* **Exercise**: Find the word "username" in the listing below, then return every line it appears in.

* **Material for the task**:
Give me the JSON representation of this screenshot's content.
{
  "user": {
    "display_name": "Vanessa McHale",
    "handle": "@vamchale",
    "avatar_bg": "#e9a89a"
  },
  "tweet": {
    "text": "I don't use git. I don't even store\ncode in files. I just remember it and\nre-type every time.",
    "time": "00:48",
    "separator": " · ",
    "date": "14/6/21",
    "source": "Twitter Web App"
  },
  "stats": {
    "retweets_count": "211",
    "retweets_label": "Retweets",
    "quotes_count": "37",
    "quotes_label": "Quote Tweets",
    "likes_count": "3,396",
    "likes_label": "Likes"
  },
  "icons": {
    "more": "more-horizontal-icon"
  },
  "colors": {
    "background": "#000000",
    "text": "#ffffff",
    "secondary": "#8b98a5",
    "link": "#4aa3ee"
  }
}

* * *

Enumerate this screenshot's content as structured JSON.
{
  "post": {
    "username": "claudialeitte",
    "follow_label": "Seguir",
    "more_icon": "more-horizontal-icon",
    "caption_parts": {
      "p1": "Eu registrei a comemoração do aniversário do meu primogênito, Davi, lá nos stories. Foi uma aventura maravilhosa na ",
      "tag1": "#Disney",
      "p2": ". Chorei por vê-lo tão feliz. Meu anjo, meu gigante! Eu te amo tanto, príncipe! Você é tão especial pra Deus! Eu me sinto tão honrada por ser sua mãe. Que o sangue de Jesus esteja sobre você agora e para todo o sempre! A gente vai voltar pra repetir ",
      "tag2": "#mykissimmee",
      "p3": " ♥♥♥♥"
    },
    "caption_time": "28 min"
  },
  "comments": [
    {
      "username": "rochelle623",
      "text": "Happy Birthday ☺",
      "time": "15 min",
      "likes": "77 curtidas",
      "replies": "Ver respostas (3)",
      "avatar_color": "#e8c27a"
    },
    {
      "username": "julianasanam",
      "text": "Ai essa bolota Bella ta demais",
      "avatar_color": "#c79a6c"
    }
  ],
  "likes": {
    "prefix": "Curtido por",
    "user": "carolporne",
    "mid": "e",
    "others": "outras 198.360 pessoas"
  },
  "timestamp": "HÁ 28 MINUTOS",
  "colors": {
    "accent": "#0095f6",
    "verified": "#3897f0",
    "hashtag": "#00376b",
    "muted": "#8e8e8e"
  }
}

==

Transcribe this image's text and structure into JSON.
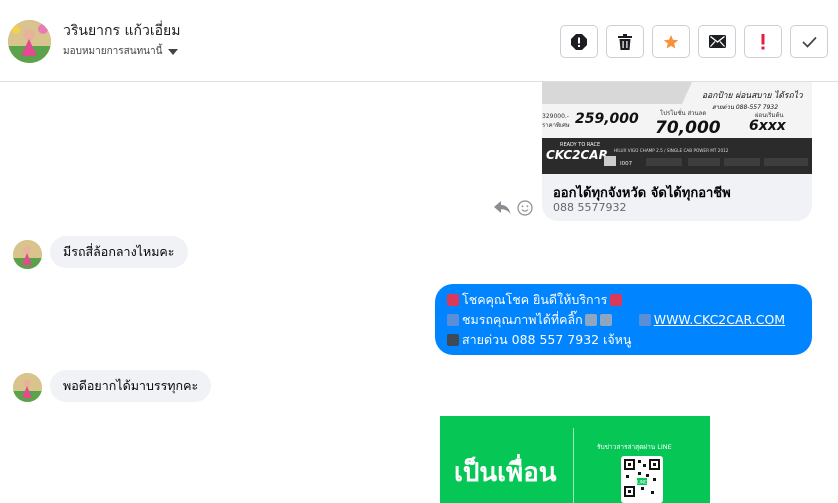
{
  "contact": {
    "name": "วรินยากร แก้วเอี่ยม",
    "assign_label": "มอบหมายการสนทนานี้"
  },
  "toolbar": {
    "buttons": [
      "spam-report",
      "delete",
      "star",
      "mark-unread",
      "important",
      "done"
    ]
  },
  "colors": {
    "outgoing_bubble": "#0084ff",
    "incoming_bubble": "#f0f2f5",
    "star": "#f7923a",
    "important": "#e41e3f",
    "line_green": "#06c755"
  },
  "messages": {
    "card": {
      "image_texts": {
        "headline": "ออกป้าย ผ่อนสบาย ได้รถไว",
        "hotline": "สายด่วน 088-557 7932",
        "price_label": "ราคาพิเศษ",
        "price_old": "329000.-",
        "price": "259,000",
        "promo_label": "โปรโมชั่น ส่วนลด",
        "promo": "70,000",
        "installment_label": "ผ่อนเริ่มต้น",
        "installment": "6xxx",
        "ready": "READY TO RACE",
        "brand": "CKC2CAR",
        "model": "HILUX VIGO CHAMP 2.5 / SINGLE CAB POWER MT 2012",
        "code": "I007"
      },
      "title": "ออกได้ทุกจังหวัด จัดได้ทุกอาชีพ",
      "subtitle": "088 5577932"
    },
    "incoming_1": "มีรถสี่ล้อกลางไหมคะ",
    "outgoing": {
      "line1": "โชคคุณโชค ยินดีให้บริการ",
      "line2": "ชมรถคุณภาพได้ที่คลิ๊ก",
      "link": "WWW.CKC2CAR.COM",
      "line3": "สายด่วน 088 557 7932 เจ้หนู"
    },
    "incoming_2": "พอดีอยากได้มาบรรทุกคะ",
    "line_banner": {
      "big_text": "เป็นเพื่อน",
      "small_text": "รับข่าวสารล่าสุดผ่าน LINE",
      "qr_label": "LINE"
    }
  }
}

* **Answer space**:
    "username": "claudialeitte",
      "username": "rochelle623",
      "username": "julianasanam",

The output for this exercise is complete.